DATA PROVIDED Block Start

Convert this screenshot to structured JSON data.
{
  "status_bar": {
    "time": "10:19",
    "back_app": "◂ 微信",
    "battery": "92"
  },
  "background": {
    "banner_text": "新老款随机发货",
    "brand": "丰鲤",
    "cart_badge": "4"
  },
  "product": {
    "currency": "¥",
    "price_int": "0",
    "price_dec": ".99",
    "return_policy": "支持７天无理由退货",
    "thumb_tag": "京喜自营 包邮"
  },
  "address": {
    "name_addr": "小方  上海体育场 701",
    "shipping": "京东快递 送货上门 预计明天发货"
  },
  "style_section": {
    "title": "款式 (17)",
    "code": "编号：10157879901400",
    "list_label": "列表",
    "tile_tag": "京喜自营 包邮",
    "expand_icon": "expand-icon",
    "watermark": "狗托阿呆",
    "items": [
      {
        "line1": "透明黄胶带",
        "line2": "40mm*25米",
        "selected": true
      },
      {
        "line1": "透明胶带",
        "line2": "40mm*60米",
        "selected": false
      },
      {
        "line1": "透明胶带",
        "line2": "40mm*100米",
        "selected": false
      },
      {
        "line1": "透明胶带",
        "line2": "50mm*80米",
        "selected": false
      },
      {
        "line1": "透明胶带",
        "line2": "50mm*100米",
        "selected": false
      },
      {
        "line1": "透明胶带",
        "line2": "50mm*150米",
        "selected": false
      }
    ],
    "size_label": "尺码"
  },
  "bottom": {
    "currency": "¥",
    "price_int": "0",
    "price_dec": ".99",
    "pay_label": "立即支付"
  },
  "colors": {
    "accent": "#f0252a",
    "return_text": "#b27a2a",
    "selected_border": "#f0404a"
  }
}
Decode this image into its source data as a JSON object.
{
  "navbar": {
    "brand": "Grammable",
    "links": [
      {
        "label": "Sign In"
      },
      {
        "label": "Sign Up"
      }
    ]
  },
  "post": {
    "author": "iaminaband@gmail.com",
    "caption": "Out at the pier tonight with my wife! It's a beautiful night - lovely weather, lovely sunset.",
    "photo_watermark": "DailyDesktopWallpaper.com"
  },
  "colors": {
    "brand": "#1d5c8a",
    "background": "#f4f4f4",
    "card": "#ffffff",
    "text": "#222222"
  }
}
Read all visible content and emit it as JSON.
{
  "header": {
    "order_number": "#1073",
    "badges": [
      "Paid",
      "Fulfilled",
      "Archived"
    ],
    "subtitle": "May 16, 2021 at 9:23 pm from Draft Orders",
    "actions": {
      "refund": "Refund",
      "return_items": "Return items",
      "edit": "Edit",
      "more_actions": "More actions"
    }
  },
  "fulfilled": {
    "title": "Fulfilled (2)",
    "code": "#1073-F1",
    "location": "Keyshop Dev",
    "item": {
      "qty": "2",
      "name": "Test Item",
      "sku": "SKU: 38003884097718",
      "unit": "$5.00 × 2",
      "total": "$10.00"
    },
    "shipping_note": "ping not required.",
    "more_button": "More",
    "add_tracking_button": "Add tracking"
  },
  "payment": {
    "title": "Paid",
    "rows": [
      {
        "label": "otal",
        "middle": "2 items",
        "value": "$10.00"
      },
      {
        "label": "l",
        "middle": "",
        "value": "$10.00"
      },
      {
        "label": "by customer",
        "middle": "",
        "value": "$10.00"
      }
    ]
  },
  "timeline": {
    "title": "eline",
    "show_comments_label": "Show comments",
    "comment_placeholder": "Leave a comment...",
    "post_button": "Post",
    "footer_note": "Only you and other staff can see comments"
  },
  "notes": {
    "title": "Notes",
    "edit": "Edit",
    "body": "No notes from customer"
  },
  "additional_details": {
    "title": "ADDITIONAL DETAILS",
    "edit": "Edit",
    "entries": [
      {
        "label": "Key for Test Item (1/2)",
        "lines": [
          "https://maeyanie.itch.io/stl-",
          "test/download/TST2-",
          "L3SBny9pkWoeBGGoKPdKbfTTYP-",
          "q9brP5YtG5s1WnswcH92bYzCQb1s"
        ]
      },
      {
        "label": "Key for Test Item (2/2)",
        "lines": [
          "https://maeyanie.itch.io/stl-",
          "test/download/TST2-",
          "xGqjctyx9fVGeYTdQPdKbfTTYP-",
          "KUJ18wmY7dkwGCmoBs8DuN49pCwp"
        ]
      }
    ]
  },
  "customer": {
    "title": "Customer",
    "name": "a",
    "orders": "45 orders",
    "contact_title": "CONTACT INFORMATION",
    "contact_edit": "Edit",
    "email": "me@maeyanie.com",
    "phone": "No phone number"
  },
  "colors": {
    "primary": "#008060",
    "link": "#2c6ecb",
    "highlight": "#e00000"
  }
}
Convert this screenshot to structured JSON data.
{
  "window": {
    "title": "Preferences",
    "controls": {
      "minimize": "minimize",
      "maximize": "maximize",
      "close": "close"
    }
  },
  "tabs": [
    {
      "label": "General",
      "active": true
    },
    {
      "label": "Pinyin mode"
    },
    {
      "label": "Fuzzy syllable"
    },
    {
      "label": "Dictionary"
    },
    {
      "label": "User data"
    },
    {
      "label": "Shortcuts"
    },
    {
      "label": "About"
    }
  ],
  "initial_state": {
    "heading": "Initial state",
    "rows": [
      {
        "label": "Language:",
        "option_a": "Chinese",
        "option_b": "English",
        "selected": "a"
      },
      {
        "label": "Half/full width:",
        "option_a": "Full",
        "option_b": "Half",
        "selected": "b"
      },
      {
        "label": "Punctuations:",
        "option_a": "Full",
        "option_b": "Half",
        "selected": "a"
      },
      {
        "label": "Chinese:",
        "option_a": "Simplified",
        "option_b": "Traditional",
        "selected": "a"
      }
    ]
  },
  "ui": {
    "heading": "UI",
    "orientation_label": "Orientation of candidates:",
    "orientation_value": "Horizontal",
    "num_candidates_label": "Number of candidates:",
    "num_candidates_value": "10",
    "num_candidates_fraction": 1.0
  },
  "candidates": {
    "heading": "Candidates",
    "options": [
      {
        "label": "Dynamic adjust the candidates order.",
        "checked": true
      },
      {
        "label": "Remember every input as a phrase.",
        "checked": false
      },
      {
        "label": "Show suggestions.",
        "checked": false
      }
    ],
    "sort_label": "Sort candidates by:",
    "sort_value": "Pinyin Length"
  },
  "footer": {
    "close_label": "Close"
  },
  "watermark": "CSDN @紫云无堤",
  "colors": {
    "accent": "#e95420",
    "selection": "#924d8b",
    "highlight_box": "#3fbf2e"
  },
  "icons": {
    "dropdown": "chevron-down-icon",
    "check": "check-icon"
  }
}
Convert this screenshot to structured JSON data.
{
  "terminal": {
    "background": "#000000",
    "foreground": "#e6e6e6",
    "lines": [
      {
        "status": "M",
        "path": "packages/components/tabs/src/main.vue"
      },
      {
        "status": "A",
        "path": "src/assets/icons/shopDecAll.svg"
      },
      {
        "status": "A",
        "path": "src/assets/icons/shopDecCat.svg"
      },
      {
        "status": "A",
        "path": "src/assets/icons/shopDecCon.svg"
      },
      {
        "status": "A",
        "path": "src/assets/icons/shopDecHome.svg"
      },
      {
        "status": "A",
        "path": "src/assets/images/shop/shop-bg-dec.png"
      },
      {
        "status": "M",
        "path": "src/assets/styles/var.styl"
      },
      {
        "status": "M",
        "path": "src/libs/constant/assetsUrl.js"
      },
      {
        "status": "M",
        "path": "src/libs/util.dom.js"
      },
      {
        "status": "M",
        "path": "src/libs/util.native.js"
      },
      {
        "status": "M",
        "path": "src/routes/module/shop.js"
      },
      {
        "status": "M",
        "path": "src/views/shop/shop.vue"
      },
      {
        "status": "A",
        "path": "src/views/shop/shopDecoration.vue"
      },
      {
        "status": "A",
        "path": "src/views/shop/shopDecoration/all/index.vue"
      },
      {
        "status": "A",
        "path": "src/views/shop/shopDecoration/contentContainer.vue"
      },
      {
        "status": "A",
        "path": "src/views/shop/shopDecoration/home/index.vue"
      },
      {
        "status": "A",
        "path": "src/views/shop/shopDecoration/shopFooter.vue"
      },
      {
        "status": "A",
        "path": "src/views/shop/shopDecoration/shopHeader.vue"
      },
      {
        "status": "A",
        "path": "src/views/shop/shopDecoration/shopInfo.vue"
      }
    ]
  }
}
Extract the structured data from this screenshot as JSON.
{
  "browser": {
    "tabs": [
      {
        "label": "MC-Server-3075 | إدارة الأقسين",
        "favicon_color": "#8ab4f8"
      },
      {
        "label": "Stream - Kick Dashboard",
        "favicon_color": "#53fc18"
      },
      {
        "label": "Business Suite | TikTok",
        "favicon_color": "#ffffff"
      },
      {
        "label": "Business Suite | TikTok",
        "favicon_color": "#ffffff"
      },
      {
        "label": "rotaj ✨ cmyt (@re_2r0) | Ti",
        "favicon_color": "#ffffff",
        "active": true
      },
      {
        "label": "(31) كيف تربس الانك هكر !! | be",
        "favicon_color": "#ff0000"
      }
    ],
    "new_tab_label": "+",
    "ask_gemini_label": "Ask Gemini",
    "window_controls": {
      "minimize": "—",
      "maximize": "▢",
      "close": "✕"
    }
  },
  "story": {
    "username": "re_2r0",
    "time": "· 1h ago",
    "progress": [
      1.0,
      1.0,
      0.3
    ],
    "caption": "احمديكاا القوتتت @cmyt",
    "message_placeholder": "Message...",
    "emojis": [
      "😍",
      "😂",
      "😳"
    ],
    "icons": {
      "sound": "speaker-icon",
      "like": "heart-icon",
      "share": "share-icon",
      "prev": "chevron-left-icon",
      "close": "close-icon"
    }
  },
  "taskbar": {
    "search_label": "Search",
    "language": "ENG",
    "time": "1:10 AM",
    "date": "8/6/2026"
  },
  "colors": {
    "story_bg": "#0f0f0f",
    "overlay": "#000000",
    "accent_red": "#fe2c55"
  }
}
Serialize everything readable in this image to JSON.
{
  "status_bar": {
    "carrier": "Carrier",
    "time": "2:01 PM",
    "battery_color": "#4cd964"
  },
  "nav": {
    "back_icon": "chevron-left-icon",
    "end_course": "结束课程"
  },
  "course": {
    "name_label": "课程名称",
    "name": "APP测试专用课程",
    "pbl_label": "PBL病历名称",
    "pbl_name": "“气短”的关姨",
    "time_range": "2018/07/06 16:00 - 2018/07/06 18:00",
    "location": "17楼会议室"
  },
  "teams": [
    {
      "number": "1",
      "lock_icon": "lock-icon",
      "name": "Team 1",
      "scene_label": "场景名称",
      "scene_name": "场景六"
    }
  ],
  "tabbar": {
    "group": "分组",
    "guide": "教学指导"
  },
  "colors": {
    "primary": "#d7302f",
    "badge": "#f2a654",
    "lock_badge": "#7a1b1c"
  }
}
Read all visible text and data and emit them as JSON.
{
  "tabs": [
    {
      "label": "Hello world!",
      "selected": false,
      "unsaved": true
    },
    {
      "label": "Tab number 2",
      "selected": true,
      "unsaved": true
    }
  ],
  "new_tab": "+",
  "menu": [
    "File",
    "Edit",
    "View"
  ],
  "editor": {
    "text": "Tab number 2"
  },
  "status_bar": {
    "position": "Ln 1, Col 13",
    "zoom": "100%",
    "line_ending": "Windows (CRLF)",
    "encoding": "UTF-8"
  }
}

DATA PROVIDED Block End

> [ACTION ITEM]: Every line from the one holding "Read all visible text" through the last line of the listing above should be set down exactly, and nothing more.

> [SOLUTION TO THE EXERCISE]:
Read all visible text and data and emit them as JSON.
{
  "tabs": [
    {
      "label": "Hello world!",
      "selected": false,
      "unsaved": true
    },
    {
      "label": "Tab number 2",
      "selected": true,
      "unsaved": true
    }
  ],
  "new_tab": "+",
  "menu": [
    "File",
    "Edit",
    "View"
  ],
  "editor": {
    "text": "Tab number 2"
  },
  "status_bar": {
    "position": "Ln 1, Col 13",
    "zoom": "100%",
    "line_ending": "Windows (CRLF)",
    "encoding": "UTF-8"
  }
}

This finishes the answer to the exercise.